Write the following entries out again exactly, skipping each image.

▶ Input material
== == ==
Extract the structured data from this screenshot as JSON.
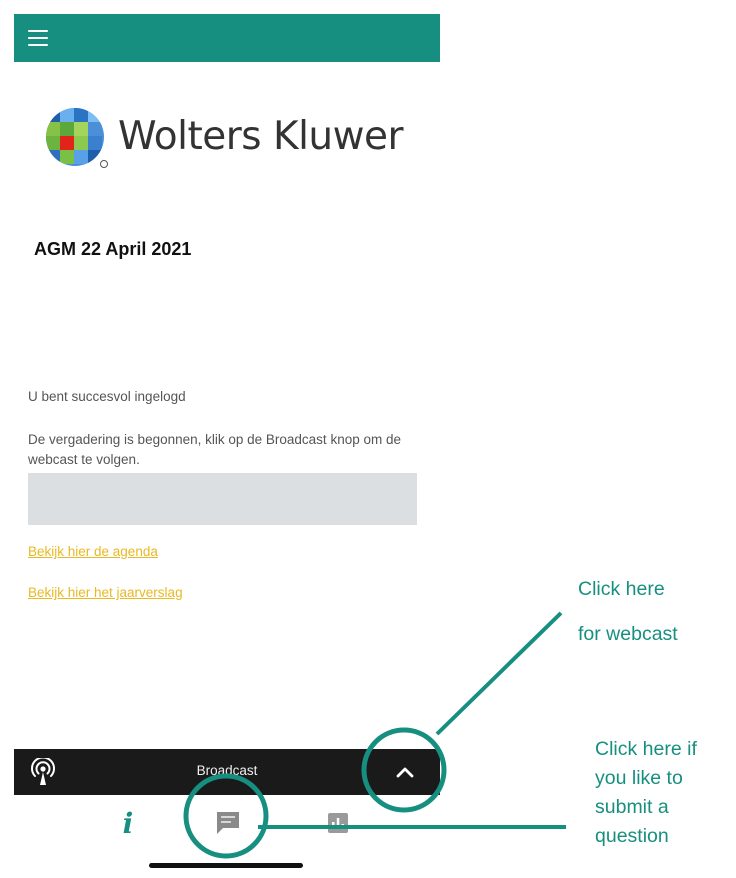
{
  "app": {
    "brand": "Wolters Kluwer",
    "meeting_title": "AGM 22 April 2021"
  },
  "content": {
    "login_message": "U bent succesvol ingelogd",
    "meeting_started_message": "De vergadering is begonnen, klik op de Broadcast knop om de webcast te volgen.",
    "agenda_link": "Bekijk hier de agenda",
    "annual_report_link": "Bekijk hier het jaarverslag"
  },
  "broadcast": {
    "label": "Broadcast"
  },
  "tabs": {
    "info_glyph": "i",
    "items": [
      "info-icon",
      "chat-icon",
      "poll-icon"
    ]
  },
  "annotations": {
    "webcast_line1": "Click here",
    "webcast_line2": "for webcast",
    "question_lines": [
      "Click here if",
      "you like to",
      "submit a",
      "question"
    ]
  },
  "colors": {
    "accent": "#178f80",
    "link": "#e8b922",
    "bar": "#1a1a1a",
    "placeholder": "#dcdfe1"
  }
}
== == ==
▶ Answer below
Extract the structured data from this screenshot as JSON.
{
  "app": {
    "brand": "Wolters Kluwer",
    "meeting_title": "AGM 22 April 2021"
  },
  "content": {
    "login_message": "U bent succesvol ingelogd",
    "meeting_started_message": "De vergadering is begonnen, klik op de Broadcast knop om de webcast te volgen.",
    "agenda_link": "Bekijk hier de agenda",
    "annual_report_link": "Bekijk hier het jaarverslag"
  },
  "broadcast": {
    "label": "Broadcast"
  },
  "tabs": {
    "info_glyph": "i",
    "items": [
      "info-icon",
      "chat-icon",
      "poll-icon"
    ]
  },
  "annotations": {
    "webcast_line1": "Click here",
    "webcast_line2": "for webcast",
    "question_lines": [
      "Click here if",
      "you like to",
      "submit a",
      "question"
    ]
  },
  "colors": {
    "accent": "#178f80",
    "link": "#e8b922",
    "bar": "#1a1a1a",
    "placeholder": "#dcdfe1"
  }
}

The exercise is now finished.